▶ GOAL OF THE EXERCISE: If a line in the following entries contains the string "Auth", it counts toward the total; report only that total.

▶ MATERIAL FOR THIS EXERCISE:
• • • • •
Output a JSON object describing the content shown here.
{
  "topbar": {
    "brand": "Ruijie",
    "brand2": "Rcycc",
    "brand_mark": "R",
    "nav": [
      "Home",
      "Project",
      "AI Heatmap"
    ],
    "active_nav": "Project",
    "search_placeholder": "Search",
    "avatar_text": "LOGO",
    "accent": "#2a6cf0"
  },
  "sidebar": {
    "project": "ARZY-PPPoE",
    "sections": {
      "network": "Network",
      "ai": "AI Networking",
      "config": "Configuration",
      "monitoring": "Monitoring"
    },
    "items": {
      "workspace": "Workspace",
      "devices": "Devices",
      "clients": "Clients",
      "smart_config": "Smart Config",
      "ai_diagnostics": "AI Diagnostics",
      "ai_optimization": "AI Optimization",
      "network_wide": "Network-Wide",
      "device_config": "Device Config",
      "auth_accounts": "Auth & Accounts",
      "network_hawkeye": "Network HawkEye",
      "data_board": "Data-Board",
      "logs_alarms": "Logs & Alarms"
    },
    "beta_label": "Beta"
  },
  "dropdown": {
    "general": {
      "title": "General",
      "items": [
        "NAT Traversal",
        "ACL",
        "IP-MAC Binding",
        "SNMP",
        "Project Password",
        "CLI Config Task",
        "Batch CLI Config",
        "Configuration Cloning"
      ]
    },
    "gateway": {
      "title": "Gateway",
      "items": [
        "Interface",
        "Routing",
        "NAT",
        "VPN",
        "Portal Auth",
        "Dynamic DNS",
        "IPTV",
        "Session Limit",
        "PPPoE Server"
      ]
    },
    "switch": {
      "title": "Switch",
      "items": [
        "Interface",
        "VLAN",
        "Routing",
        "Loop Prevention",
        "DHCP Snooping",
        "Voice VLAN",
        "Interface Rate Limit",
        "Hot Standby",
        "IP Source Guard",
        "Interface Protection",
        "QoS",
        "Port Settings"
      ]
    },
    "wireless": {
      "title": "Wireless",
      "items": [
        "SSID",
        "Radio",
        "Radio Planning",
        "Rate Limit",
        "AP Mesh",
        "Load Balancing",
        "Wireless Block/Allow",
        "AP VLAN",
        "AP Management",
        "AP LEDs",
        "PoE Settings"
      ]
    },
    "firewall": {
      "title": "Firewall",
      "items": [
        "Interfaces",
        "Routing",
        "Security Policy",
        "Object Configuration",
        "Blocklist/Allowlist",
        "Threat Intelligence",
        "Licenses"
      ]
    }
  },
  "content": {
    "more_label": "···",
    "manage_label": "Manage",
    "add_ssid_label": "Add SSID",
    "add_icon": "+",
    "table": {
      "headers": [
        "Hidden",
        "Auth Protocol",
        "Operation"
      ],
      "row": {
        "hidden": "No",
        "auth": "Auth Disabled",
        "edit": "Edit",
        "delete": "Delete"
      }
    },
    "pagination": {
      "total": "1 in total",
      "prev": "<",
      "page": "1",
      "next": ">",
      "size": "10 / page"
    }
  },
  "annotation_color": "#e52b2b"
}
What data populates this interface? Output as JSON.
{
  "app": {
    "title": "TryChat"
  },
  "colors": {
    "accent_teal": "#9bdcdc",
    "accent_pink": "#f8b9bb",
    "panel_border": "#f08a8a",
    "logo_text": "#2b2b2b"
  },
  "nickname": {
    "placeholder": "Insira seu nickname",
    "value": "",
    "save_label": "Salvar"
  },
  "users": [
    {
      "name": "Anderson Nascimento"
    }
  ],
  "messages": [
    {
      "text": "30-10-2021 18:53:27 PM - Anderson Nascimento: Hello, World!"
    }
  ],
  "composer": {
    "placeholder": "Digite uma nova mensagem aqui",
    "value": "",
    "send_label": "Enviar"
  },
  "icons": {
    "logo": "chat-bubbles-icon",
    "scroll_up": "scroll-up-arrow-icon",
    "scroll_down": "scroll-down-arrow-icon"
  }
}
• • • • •
▶ RESULT BELOW: 4